Manufacturing costs were 17% higher than the prior year, driven mainly by higher US Dollar denominated costs, and the consolidation of costs from the Isizinda joint venture. Comparable costs increased by 10%. Earnings before interest and taxation (EBIT) were 50% lower compared to the prior year and operating profit before metal price lag was 14% lower at R456 million.
Production volumes and efficiencies improved in the second half, in spite of two major gas disruptions arising from a fire at a refinery that also led to a planned maintenance over-run, at the same refinery. Hulamin has lodged a substantial insurance claim to compensate for the volume lost and increased costs arising from these shortages of supply. Engineering work on the conversion to Compressed Natural Gas was successfully completed in 2015.
Following the acquisition of the Bayside casthouse by the Isizinda consortium, accounts for the Isizinda/ Hulamin joint venture were consolidated for the first time. Although Hulamin only owns 40% of the equity in Isizinda, it is deemed a subsidiary of Hulamin in terms of IFRS as Hulamin is financing its development. The notable impacts of this change include a cash outflow of R41 million, being the acquisition of working capital and an additional R49 million relating to the purchase of plant and equipment that is reported on the balance sheet under property, plant and equipment.
The cash outflow before financing activities amounted to R420 million (2014: R183 million inflow), and was impacted by lower profits and increased capital expenditure (including the recycling project) and included Hulamin's share of the Isizinda acquisition and the associated working capital. Cash flow in the second half of 2015 was neutral in spite of ongoing capital expenditure.
Given the current uncertain market and economic outlook, the board has decided not to declare a final dividend for 2015.
Hulamin expects the momentum gained from improved manufacturing performance in the second half of 2015 to continue in 2016, with weak market conditions expected to persist both locally and internationally. The risk of energy disruption is now lower due to the installation of standby generators and the commencement of the conversion from LPG to CNG. The reported decline in international conversion prices is expected to be partially offset by actions and initiatives currently being taken to preserve cash, optimise sales and achieve cost efficiencies while benefiting from a weaker Rand against the US Dollar.
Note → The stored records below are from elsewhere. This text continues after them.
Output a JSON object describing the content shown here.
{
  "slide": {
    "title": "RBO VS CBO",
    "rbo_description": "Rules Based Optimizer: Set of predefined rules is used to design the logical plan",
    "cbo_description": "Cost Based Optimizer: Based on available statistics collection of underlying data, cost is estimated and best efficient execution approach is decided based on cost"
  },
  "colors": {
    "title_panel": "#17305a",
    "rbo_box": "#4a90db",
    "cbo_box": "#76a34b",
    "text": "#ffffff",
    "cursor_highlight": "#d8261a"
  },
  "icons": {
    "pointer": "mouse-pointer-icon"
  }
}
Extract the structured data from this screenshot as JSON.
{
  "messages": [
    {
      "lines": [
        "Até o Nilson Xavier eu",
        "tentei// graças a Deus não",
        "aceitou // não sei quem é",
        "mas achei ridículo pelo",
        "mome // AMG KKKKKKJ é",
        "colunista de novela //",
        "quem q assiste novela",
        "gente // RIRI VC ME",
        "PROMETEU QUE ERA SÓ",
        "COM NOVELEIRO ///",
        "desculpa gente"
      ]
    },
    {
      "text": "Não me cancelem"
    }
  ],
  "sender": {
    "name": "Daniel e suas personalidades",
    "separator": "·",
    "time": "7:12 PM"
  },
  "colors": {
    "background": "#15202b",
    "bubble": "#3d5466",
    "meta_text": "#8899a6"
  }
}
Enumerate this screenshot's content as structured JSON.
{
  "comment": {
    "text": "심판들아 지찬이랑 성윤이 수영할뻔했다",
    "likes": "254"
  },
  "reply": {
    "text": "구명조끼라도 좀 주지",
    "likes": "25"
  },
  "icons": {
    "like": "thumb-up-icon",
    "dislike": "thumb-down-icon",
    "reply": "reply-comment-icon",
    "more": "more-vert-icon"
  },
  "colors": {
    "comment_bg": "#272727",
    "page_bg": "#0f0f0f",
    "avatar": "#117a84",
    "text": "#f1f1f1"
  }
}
M E Mkwanazi R G Jacob
Chairman Chief Executive Officer
22 February 2016
for the year ended 31 December 2015
Condensed Consolidated Income Statement